**What you are asked to do**
From the listing, collect all lines containing the word "Actuales".

**Data for this task**
********************

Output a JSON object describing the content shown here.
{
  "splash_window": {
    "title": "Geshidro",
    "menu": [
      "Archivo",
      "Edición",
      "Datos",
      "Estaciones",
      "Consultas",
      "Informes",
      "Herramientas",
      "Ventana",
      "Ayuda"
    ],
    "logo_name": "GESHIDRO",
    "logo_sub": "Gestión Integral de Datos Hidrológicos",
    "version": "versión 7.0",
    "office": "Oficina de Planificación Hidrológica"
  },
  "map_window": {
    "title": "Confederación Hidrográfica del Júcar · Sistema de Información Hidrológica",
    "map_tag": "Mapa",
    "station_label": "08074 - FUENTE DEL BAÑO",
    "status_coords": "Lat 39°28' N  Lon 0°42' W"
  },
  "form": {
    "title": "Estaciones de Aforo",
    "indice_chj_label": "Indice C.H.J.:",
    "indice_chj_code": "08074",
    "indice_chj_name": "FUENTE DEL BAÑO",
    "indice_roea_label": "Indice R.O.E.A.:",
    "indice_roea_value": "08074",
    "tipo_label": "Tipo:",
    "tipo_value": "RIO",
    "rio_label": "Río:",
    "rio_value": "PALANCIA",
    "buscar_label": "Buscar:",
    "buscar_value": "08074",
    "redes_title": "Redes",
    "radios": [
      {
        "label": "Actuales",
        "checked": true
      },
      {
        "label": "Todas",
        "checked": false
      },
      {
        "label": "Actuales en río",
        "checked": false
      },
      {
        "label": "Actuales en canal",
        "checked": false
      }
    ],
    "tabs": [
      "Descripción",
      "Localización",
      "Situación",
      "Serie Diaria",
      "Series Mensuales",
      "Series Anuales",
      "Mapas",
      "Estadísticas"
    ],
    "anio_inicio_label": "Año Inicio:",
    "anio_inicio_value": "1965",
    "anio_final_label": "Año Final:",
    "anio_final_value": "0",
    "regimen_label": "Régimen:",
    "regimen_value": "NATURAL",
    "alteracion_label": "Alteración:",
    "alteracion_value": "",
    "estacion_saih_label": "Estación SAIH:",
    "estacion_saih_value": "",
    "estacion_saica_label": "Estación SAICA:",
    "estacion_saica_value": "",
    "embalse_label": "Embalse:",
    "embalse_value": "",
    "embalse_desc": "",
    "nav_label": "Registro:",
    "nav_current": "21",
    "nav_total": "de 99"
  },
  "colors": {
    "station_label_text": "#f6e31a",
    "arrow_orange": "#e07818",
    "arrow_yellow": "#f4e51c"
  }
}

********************

**Answer box**
        "label": "Actuales",
        "label": "Actuales en río",
        "label": "Actuales en canal",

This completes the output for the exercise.